What to work on: Give the data again exactly as written, without any of its pictures.

Data listing:
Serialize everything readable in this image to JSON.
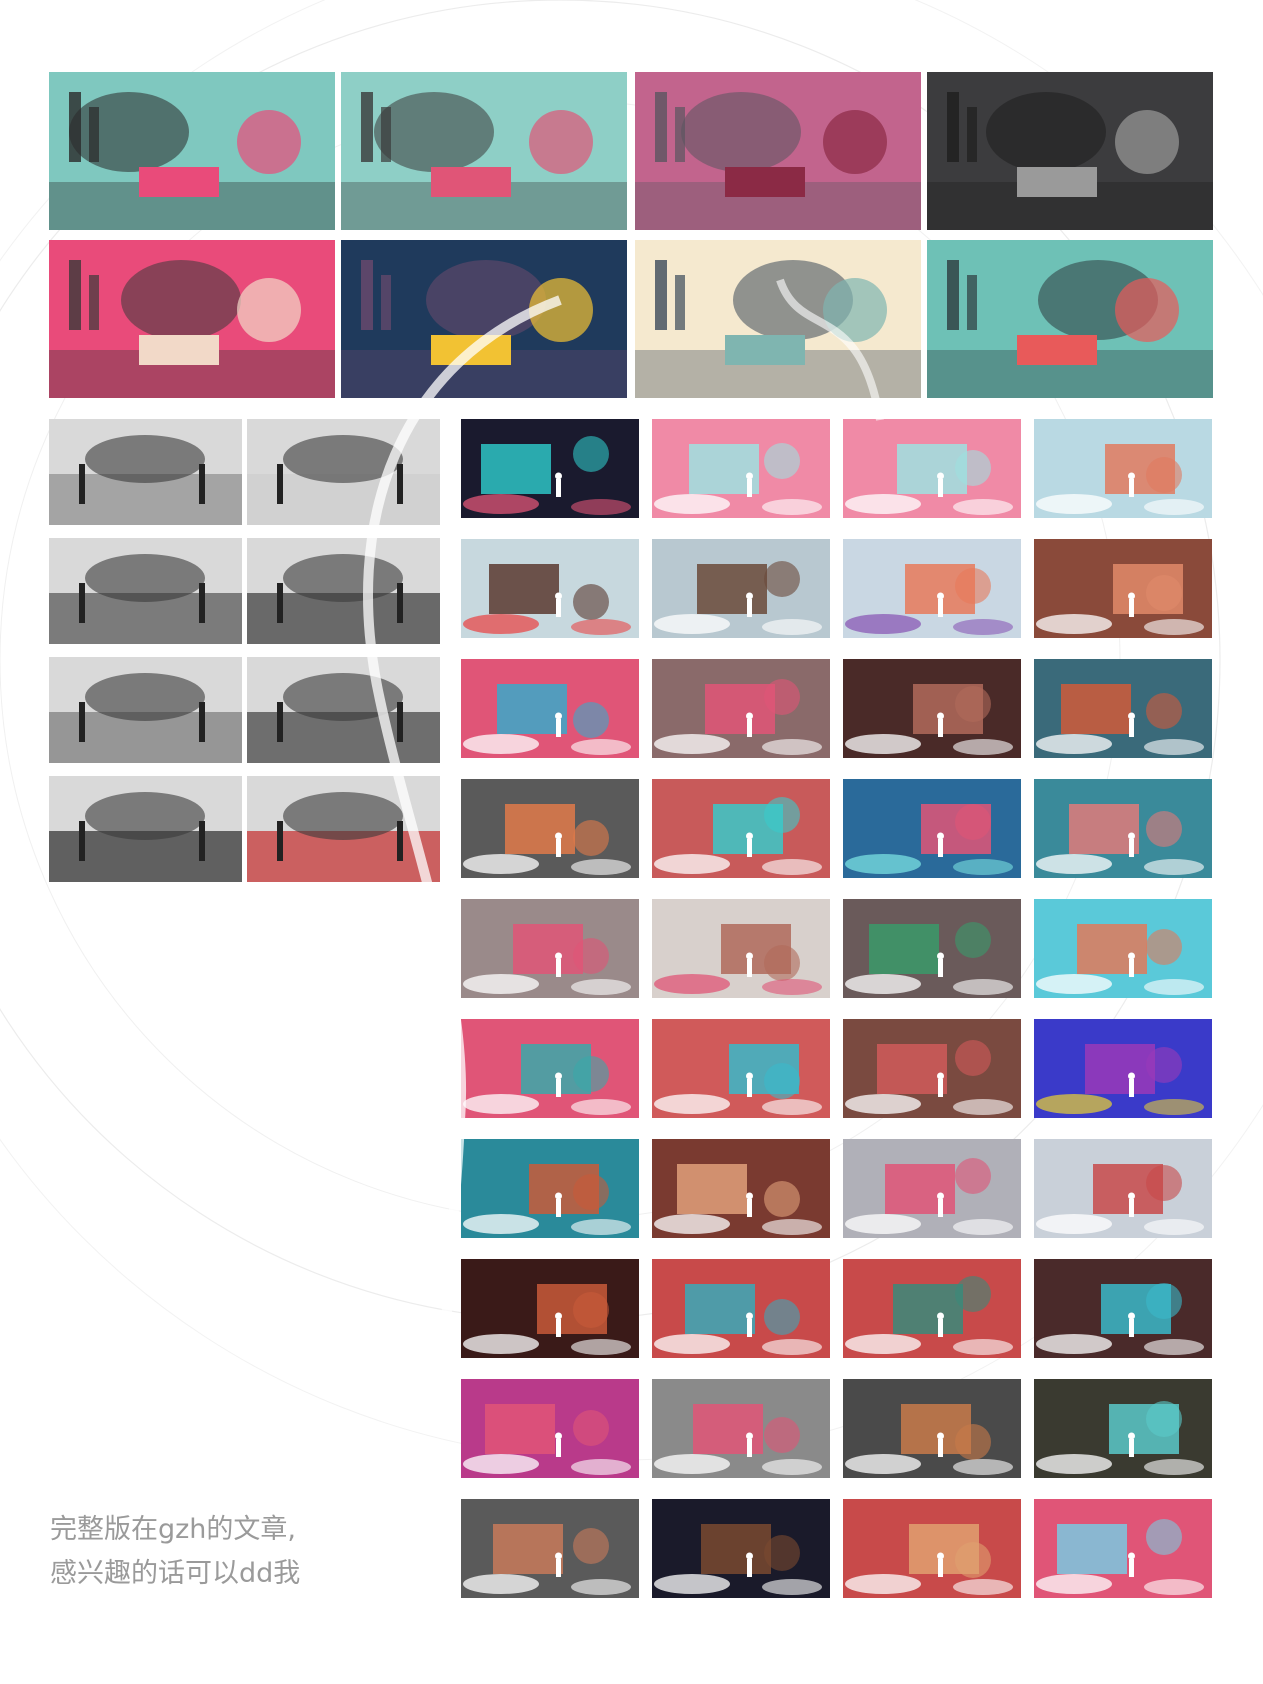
{
  "caption": {
    "line1": "完整版在gzh的文章,",
    "line2": "感兴趣的话可以dd我"
  },
  "large_tiles": [
    {
      "name": "city-ship-collage",
      "bg": "#7fc8bf",
      "accent": "#e94b7a",
      "dark": "#2a2a2a"
    },
    {
      "name": "ship-children-collage",
      "bg": "#8ecfc6",
      "accent": "#e05577",
      "dark": "#3a3a3a"
    },
    {
      "name": "pink-rocks-collage",
      "bg": "#c2648d",
      "accent": "#8b2a45",
      "dark": "#5a5560"
    },
    {
      "name": "dark-cave-collage",
      "bg": "#3c3c3e",
      "accent": "#9a9a9a",
      "dark": "#1e1e1e"
    },
    {
      "name": "gears-collage",
      "bg": "#e94b7a",
      "accent": "#f2d9c8",
      "dark": "#3a3a3a"
    },
    {
      "name": "moon-night-collage",
      "bg": "#1f3a5c",
      "accent": "#f2c233",
      "dark": "#6b4a6e"
    },
    {
      "name": "moon-sea-collage",
      "bg": "#f5e9cf",
      "accent": "#7fb5b0",
      "dark": "#3c4a5a"
    },
    {
      "name": "skyline-sun-collage",
      "bg": "#6ec1b6",
      "accent": "#e85a5a",
      "dark": "#2d3b3e"
    }
  ],
  "bw_photos": [
    {
      "name": "bandstand-photo",
      "tone": "#9a9a9a"
    },
    {
      "name": "playground-frames-photo",
      "tone": "#cfcfcf"
    },
    {
      "name": "model-table-photo",
      "tone": "#6a6a6a"
    },
    {
      "name": "children-digging-photo",
      "tone": "#555555"
    },
    {
      "name": "children-park-photo",
      "tone": "#8a8a8a"
    },
    {
      "name": "junk-playground-photo",
      "tone": "#5a5a5a"
    },
    {
      "name": "climbing-frame-photo",
      "tone": "#4a4a4a"
    },
    {
      "name": "protest-march-photo",
      "tone": "#c84a4a"
    }
  ],
  "render_tiles": [
    {
      "c1": "#1a1a2e",
      "c2": "#2ec4c4",
      "c3": "#e05577"
    },
    {
      "c1": "#f08aa6",
      "c2": "#9fe0e0",
      "c3": "#ffffff"
    },
    {
      "c1": "#f08aa6",
      "c2": "#9fe0e0",
      "c3": "#ffffff"
    },
    {
      "c1": "#b9d9e3",
      "c2": "#e07a5f",
      "c3": "#ffffff"
    },
    {
      "c1": "#c7d8de",
      "c2": "#5a3a30",
      "c3": "#e84a4a"
    },
    {
      "c1": "#b8c8d0",
      "c2": "#6a4a3a",
      "c3": "#ffffff"
    },
    {
      "c1": "#c9d7e3",
      "c2": "#e87a5a",
      "c3": "#8a5ab5"
    },
    {
      "c1": "#8a4a3a",
      "c2": "#e08a6a",
      "c3": "#ffffff"
    },
    {
      "c1": "#e05577",
      "c2": "#3aa9c9",
      "c3": "#ffffff"
    },
    {
      "c1": "#8a6a6a",
      "c2": "#e05577",
      "c3": "#ffffff"
    },
    {
      "c1": "#4a2a28",
      "c2": "#b06a5a",
      "c3": "#ffffff"
    },
    {
      "c1": "#3a6a7a",
      "c2": "#d05a3a",
      "c3": "#ffffff"
    },
    {
      "c1": "#5a5a5a",
      "c2": "#e07a4a",
      "c3": "#ffffff"
    },
    {
      "c1": "#c85a5a",
      "c2": "#3ac9c9",
      "c3": "#ffffff"
    },
    {
      "c1": "#2a6a9a",
      "c2": "#e05577",
      "c3": "#7ae0e0"
    },
    {
      "c1": "#3a8a9a",
      "c2": "#e07a7a",
      "c3": "#ffffff"
    },
    {
      "c1": "#9a8a8a",
      "c2": "#e05577",
      "c3": "#ffffff"
    },
    {
      "c1": "#d8d0cc",
      "c2": "#b06a5a",
      "c3": "#e05577"
    },
    {
      "c1": "#6a5a5a",
      "c2": "#3a9a6a",
      "c3": "#ffffff"
    },
    {
      "c1": "#5ac9d9",
      "c2": "#e07a5a",
      "c3": "#ffffff"
    },
    {
      "c1": "#e05577",
      "c2": "#3aa9a9",
      "c3": "#ffffff"
    },
    {
      "c1": "#d05a5a",
      "c2": "#3ab9c9",
      "c3": "#ffffff"
    },
    {
      "c1": "#7a4a40",
      "c2": "#d05a5a",
      "c3": "#ffffff"
    },
    {
      "c1": "#3a3ac9",
      "c2": "#9a3ab9",
      "c3": "#e0c93a"
    },
    {
      "c1": "#2a8a9a",
      "c2": "#c85a3a",
      "c3": "#ffffff"
    },
    {
      "c1": "#7a3a30",
      "c2": "#e0a07a",
      "c3": "#ffffff"
    },
    {
      "c1": "#b0b0b8",
      "c2": "#e05577",
      "c3": "#ffffff"
    },
    {
      "c1": "#c9d0d9",
      "c2": "#c84a4a",
      "c3": "#ffffff"
    },
    {
      "c1": "#3a1a18",
      "c2": "#c85a3a",
      "c3": "#ffffff"
    },
    {
      "c1": "#c84a4a",
      "c2": "#3aa9b9",
      "c3": "#ffffff"
    },
    {
      "c1": "#c84a4a",
      "c2": "#3a8a7a",
      "c3": "#ffffff"
    },
    {
      "c1": "#4a2a2a",
      "c2": "#3ab9c9",
      "c3": "#ffffff"
    },
    {
      "c1": "#b93a8a",
      "c2": "#e05577",
      "c3": "#ffffff"
    },
    {
      "c1": "#8a8a8a",
      "c2": "#e05577",
      "c3": "#ffffff"
    },
    {
      "c1": "#4a4a4a",
      "c2": "#c87a4a",
      "c3": "#ffffff"
    },
    {
      "c1": "#3a3a30",
      "c2": "#5ac9c9",
      "c3": "#ffffff"
    },
    {
      "c1": "#5a5a5a",
      "c2": "#c87a5a",
      "c3": "#ffffff"
    },
    {
      "c1": "#1a1a2a",
      "c2": "#7a4a30",
      "c3": "#ffffff"
    },
    {
      "c1": "#c84a4a",
      "c2": "#e0a070",
      "c3": "#ffffff"
    },
    {
      "c1": "#e05577",
      "c2": "#7ac9e0",
      "c3": "#ffffff"
    }
  ]
}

Your solution:
Serialize everything readable in this image to JSON.
{
  "caption": {
    "line1": "完整版在gzh的文章,",
    "line2": "感兴趣的话可以dd我"
  },
  "large_tiles": [
    {
      "name": "city-ship-collage",
      "bg": "#7fc8bf",
      "accent": "#e94b7a",
      "dark": "#2a2a2a"
    },
    {
      "name": "ship-children-collage",
      "bg": "#8ecfc6",
      "accent": "#e05577",
      "dark": "#3a3a3a"
    },
    {
      "name": "pink-rocks-collage",
      "bg": "#c2648d",
      "accent": "#8b2a45",
      "dark": "#5a5560"
    },
    {
      "name": "dark-cave-collage",
      "bg": "#3c3c3e",
      "accent": "#9a9a9a",
      "dark": "#1e1e1e"
    },
    {
      "name": "gears-collage",
      "bg": "#e94b7a",
      "accent": "#f2d9c8",
      "dark": "#3a3a3a"
    },
    {
      "name": "moon-night-collage",
      "bg": "#1f3a5c",
      "accent": "#f2c233",
      "dark": "#6b4a6e"
    },
    {
      "name": "moon-sea-collage",
      "bg": "#f5e9cf",
      "accent": "#7fb5b0",
      "dark": "#3c4a5a"
    },
    {
      "name": "skyline-sun-collage",
      "bg": "#6ec1b6",
      "accent": "#e85a5a",
      "dark": "#2d3b3e"
    }
  ],
  "bw_photos": [
    {
      "name": "bandstand-photo",
      "tone": "#9a9a9a"
    },
    {
      "name": "playground-frames-photo",
      "tone": "#cfcfcf"
    },
    {
      "name": "model-table-photo",
      "tone": "#6a6a6a"
    },
    {
      "name": "children-digging-photo",
      "tone": "#555555"
    },
    {
      "name": "children-park-photo",
      "tone": "#8a8a8a"
    },
    {
      "name": "junk-playground-photo",
      "tone": "#5a5a5a"
    },
    {
      "name": "climbing-frame-photo",
      "tone": "#4a4a4a"
    },
    {
      "name": "protest-march-photo",
      "tone": "#c84a4a"
    }
  ],
  "render_tiles": [
    {
      "c1": "#1a1a2e",
      "c2": "#2ec4c4",
      "c3": "#e05577"
    },
    {
      "c1": "#f08aa6",
      "c2": "#9fe0e0",
      "c3": "#ffffff"
    },
    {
      "c1": "#f08aa6",
      "c2": "#9fe0e0",
      "c3": "#ffffff"
    },
    {
      "c1": "#b9d9e3",
      "c2": "#e07a5f",
      "c3": "#ffffff"
    },
    {
      "c1": "#c7d8de",
      "c2": "#5a3a30",
      "c3": "#e84a4a"
    },
    {
      "c1": "#b8c8d0",
      "c2": "#6a4a3a",
      "c3": "#ffffff"
    },
    {
      "c1": "#c9d7e3",
      "c2": "#e87a5a",
      "c3": "#8a5ab5"
    },
    {
      "c1": "#8a4a3a",
      "c2": "#e08a6a",
      "c3": "#ffffff"
    },
    {
      "c1": "#e05577",
      "c2": "#3aa9c9",
      "c3": "#ffffff"
    },
    {
      "c1": "#8a6a6a",
      "c2": "#e05577",
      "c3": "#ffffff"
    },
    {
      "c1": "#4a2a28",
      "c2": "#b06a5a",
      "c3": "#ffffff"
    },
    {
      "c1": "#3a6a7a",
      "c2": "#d05a3a",
      "c3": "#ffffff"
    },
    {
      "c1": "#5a5a5a",
      "c2": "#e07a4a",
      "c3": "#ffffff"
    },
    {
      "c1": "#c85a5a",
      "c2": "#3ac9c9",
      "c3": "#ffffff"
    },
    {
      "c1": "#2a6a9a",
      "c2": "#e05577",
      "c3": "#7ae0e0"
    },
    {
      "c1": "#3a8a9a",
      "c2": "#e07a7a",
      "c3": "#ffffff"
    },
    {
      "c1": "#9a8a8a",
      "c2": "#e05577",
      "c3": "#ffffff"
    },
    {
      "c1": "#d8d0cc",
      "c2": "#b06a5a",
      "c3": "#e05577"
    },
    {
      "c1": "#6a5a5a",
      "c2": "#3a9a6a",
      "c3": "#ffffff"
    },
    {
      "c1": "#5ac9d9",
      "c2": "#e07a5a",
      "c3": "#ffffff"
    },
    {
      "c1": "#e05577",
      "c2": "#3aa9a9",
      "c3": "#ffffff"
    },
    {
      "c1": "#d05a5a",
      "c2": "#3ab9c9",
      "c3": "#ffffff"
    },
    {
      "c1": "#7a4a40",
      "c2": "#d05a5a",
      "c3": "#ffffff"
    },
    {
      "c1": "#3a3ac9",
      "c2": "#9a3ab9",
      "c3": "#e0c93a"
    },
    {
      "c1": "#2a8a9a",
      "c2": "#c85a3a",
      "c3": "#ffffff"
    },
    {
      "c1": "#7a3a30",
      "c2": "#e0a07a",
      "c3": "#ffffff"
    },
    {
      "c1": "#b0b0b8",
      "c2": "#e05577",
      "c3": "#ffffff"
    },
    {
      "c1": "#c9d0d9",
      "c2": "#c84a4a",
      "c3": "#ffffff"
    },
    {
      "c1": "#3a1a18",
      "c2": "#c85a3a",
      "c3": "#ffffff"
    },
    {
      "c1": "#c84a4a",
      "c2": "#3aa9b9",
      "c3": "#ffffff"
    },
    {
      "c1": "#c84a4a",
      "c2": "#3a8a7a",
      "c3": "#ffffff"
    },
    {
      "c1": "#4a2a2a",
      "c2": "#3ab9c9",
      "c3": "#ffffff"
    },
    {
      "c1": "#b93a8a",
      "c2": "#e05577",
      "c3": "#ffffff"
    },
    {
      "c1": "#8a8a8a",
      "c2": "#e05577",
      "c3": "#ffffff"
    },
    {
      "c1": "#4a4a4a",
      "c2": "#c87a4a",
      "c3": "#ffffff"
    },
    {
      "c1": "#3a3a30",
      "c2": "#5ac9c9",
      "c3": "#ffffff"
    },
    {
      "c1": "#5a5a5a",
      "c2": "#c87a5a",
      "c3": "#ffffff"
    },
    {
      "c1": "#1a1a2a",
      "c2": "#7a4a30",
      "c3": "#ffffff"
    },
    {
      "c1": "#c84a4a",
      "c2": "#e0a070",
      "c3": "#ffffff"
    },
    {
      "c1": "#e05577",
      "c2": "#7ac9e0",
      "c3": "#ffffff"
    }
  ]
}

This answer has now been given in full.